YOUR ASSIGNMENT ▸ Repeat exactly the line that includes "Extract the structured" and all lines after it, ending with the last line of the listing below.

(DATA EXTRACTS)

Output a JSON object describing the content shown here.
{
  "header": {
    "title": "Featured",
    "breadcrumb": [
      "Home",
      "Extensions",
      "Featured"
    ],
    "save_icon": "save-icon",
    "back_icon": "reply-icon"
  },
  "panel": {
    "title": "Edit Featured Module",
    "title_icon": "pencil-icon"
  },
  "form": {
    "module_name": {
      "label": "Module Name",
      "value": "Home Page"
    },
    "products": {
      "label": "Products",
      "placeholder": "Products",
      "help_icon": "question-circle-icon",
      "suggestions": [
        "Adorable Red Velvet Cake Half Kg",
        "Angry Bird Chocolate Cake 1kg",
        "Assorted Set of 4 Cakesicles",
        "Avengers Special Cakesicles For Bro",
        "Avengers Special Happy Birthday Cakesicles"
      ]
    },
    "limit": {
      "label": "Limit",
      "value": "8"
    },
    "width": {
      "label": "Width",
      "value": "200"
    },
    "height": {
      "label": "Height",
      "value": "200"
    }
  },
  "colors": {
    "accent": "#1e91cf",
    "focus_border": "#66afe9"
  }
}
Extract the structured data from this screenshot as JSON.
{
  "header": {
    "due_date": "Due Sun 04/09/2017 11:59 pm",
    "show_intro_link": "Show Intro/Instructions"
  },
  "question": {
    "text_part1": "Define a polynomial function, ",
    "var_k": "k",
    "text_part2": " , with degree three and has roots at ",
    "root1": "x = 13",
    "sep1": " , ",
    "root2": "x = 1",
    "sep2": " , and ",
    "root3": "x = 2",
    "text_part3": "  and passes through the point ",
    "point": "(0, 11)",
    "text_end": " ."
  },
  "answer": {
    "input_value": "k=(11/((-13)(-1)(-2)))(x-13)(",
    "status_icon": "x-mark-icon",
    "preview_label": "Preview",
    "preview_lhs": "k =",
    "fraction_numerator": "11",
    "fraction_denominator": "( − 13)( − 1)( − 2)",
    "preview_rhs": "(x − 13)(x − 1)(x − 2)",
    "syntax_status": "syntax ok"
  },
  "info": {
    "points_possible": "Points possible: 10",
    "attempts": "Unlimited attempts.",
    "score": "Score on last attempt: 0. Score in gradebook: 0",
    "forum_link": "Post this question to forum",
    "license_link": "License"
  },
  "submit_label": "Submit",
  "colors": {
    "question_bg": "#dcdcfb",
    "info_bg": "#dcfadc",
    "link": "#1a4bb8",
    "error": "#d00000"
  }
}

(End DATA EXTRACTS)

EXPECTED ANSWER ▸
Extract the structured data from this screenshot as JSON.
{
  "header": {
    "due_date": "Due Sun 04/09/2017 11:59 pm",
    "show_intro_link": "Show Intro/Instructions"
  },
  "question": {
    "text_part1": "Define a polynomial function, ",
    "var_k": "k",
    "text_part2": " , with degree three and has roots at ",
    "root1": "x = 13",
    "sep1": " , ",
    "root2": "x = 1",
    "sep2": " , and ",
    "root3": "x = 2",
    "text_part3": "  and passes through the point ",
    "point": "(0, 11)",
    "text_end": " ."
  },
  "answer": {
    "input_value": "k=(11/((-13)(-1)(-2)))(x-13)(",
    "status_icon": "x-mark-icon",
    "preview_label": "Preview",
    "preview_lhs": "k =",
    "fraction_numerator": "11",
    "fraction_denominator": "( − 13)( − 1)( − 2)",
    "preview_rhs": "(x − 13)(x − 1)(x − 2)",
    "syntax_status": "syntax ok"
  },
  "info": {
    "points_possible": "Points possible: 10",
    "attempts": "Unlimited attempts.",
    "score": "Score on last attempt: 0. Score in gradebook: 0",
    "forum_link": "Post this question to forum",
    "license_link": "License"
  },
  "submit_label": "Submit",
  "colors": {
    "question_bg": "#dcdcfb",
    "info_bg": "#dcfadc",
    "link": "#1a4bb8",
    "error": "#d00000"
  }
}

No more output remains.